(GIVEN RECORDS Opens)

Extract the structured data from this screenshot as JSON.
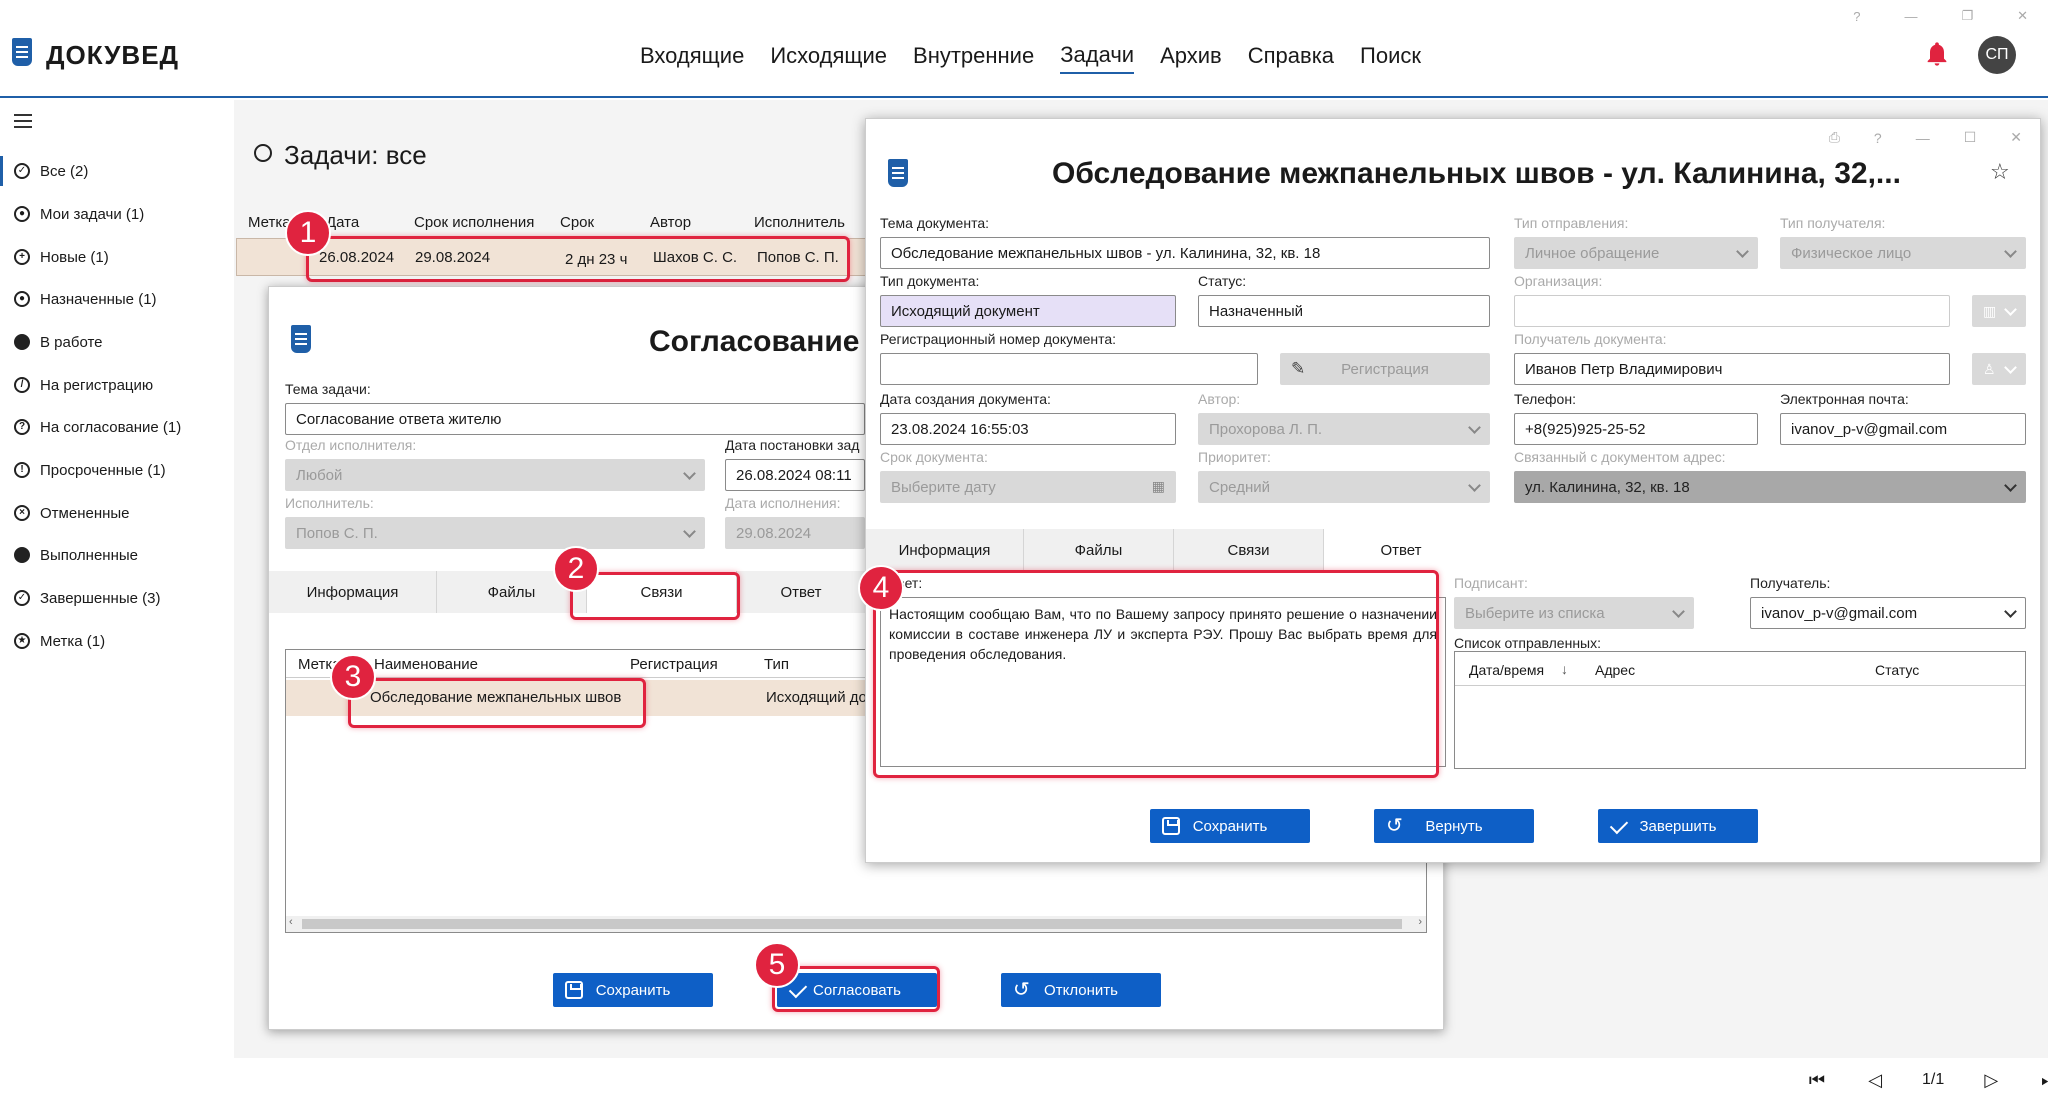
{
  "app": {
    "name": "ДОКУВЕД",
    "user_initials": "СП"
  },
  "nav": {
    "items": [
      "Входящие",
      "Исходящие",
      "Внутренние",
      "Задачи",
      "Архив",
      "Справка",
      "Поиск"
    ],
    "active": "Задачи"
  },
  "sidebar": {
    "items": [
      {
        "label": "Все (2)",
        "icon": "check-circle-icon"
      },
      {
        "label": "Мои задачи (1)",
        "icon": "user-circle-icon"
      },
      {
        "label": "Новые (1)",
        "icon": "plus-circle-icon"
      },
      {
        "label": "Назначенные (1)",
        "icon": "user-circle-icon"
      },
      {
        "label": "В работе",
        "icon": "filled-circle-icon"
      },
      {
        "label": "На регистрацию",
        "icon": "pen-circle-icon"
      },
      {
        "label": "На согласование (1)",
        "icon": "question-circle-icon"
      },
      {
        "label": "Просроченные (1)",
        "icon": "exclamation-circle-icon"
      },
      {
        "label": "Отмененные",
        "icon": "x-circle-icon"
      },
      {
        "label": "Выполненные",
        "icon": "half-circle-icon"
      },
      {
        "label": "Завершенные (3)",
        "icon": "check-circle-icon"
      },
      {
        "label": "Метка (1)",
        "icon": "star-circle-icon"
      }
    ]
  },
  "page": {
    "title": "Задачи: все"
  },
  "task_table": {
    "headers": [
      "Метка",
      "Дата",
      "Срок исполнения",
      "Срок",
      "Автор",
      "Исполнитель"
    ],
    "row": {
      "date": "26.08.2024",
      "due": "29.08.2024",
      "term": "2 дн 23 ч",
      "author": "Шахов С. С.",
      "executor": "Попов С. П."
    }
  },
  "task_dialog": {
    "title": "Согласование о",
    "theme_label": "Тема задачи:",
    "theme_value": "Согласование ответа жителю",
    "dept_label": "Отдел исполнителя:",
    "dept_value": "Любой",
    "executor_label": "Исполнитель:",
    "executor_value": "Попов С. П.",
    "posted_label": "Дата постановки зад",
    "posted_value": "26.08.2024 08:11",
    "done_label": "Дата исполнения:",
    "done_value": "29.08.2024",
    "tabs": [
      "Информация",
      "Файлы",
      "Связи",
      "Ответ"
    ],
    "links_headers": [
      "Метка",
      "Наименование",
      "Регистрация",
      "Тип"
    ],
    "links_row": {
      "name": "Обследование межпанельных швов",
      "type": "Исходящий до"
    },
    "buttons": {
      "save": "Сохранить",
      "approve": "Согласовать",
      "reject": "Отклонить"
    }
  },
  "doc_dialog": {
    "title": "Обследование межпанельных швов - ул. Калинина, 32,...",
    "theme_label": "Тема документа:",
    "theme_value": "Обследование межпанельных швов - ул. Калинина, 32, кв. 18",
    "type_label": "Тип документа:",
    "type_value": "Исходящий документ",
    "status_label": "Статус:",
    "status_value": "Назначенный",
    "regnum_label": "Регистрационный номер документа:",
    "reg_button": "Регистрация",
    "created_label": "Дата создания документа:",
    "created_value": "23.08.2024 16:55:03",
    "author_label": "Автор:",
    "author_value": "Прохорова Л. П.",
    "term_label": "Срок документа:",
    "term_placeholder": "Выберите дату",
    "priority_label": "Приоритет:",
    "priority_value": "Средний",
    "send_type_label": "Тип отправления:",
    "send_type_value": "Личное обращение",
    "recipient_type_label": "Тип получателя:",
    "recipient_type_value": "Физическое лицо",
    "org_label": "Организация:",
    "recipient_label": "Получатель документа:",
    "recipient_value": "Иванов Петр Владимирович",
    "phone_label": "Телефон:",
    "phone_value": "+8(925)925-25-52",
    "email_label": "Электронная почта:",
    "email_value": "ivanov_p-v@gmail.com",
    "address_label": "Связанный с документом адрес:",
    "address_value": "ул. Калинина, 32, кв. 18",
    "tabs": [
      "Информация",
      "Файлы",
      "Связи",
      "Ответ"
    ],
    "answer_label": "Ответ:",
    "answer_text": "Настоящим сообщаю Вам, что по Вашему запросу принято решение о назначении комиссии в составе инженера ЛУ и эксперта РЭУ. Прошу Вас выбрать время для проведения обследования.",
    "signer_label": "Подписант:",
    "signer_placeholder": "Выберите из списка",
    "to_label": "Получатель:",
    "to_value": "ivanov_p-v@gmail.com",
    "sent_list_label": "Список отправленных:",
    "sent_headers": [
      "Дата/время",
      "Адрес",
      "Статус"
    ],
    "buttons": {
      "save": "Сохранить",
      "return": "Вернуть",
      "finish": "Завершить"
    }
  },
  "badges": [
    "1",
    "2",
    "3",
    "4",
    "5"
  ],
  "pager": {
    "text": "1/1"
  },
  "colors": {
    "accent": "#0e5fc6",
    "highlight": "#e0233f",
    "row_selected": "#f1e3d6"
  }
}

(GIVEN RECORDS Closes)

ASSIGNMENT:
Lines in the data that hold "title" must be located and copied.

RESULT OF THIS EXERCISE:
    "title": "Задачи: все"
    "title": "Согласование о",
    "title": "Обследование межпанельных швов - ул. Калинина, 32,...",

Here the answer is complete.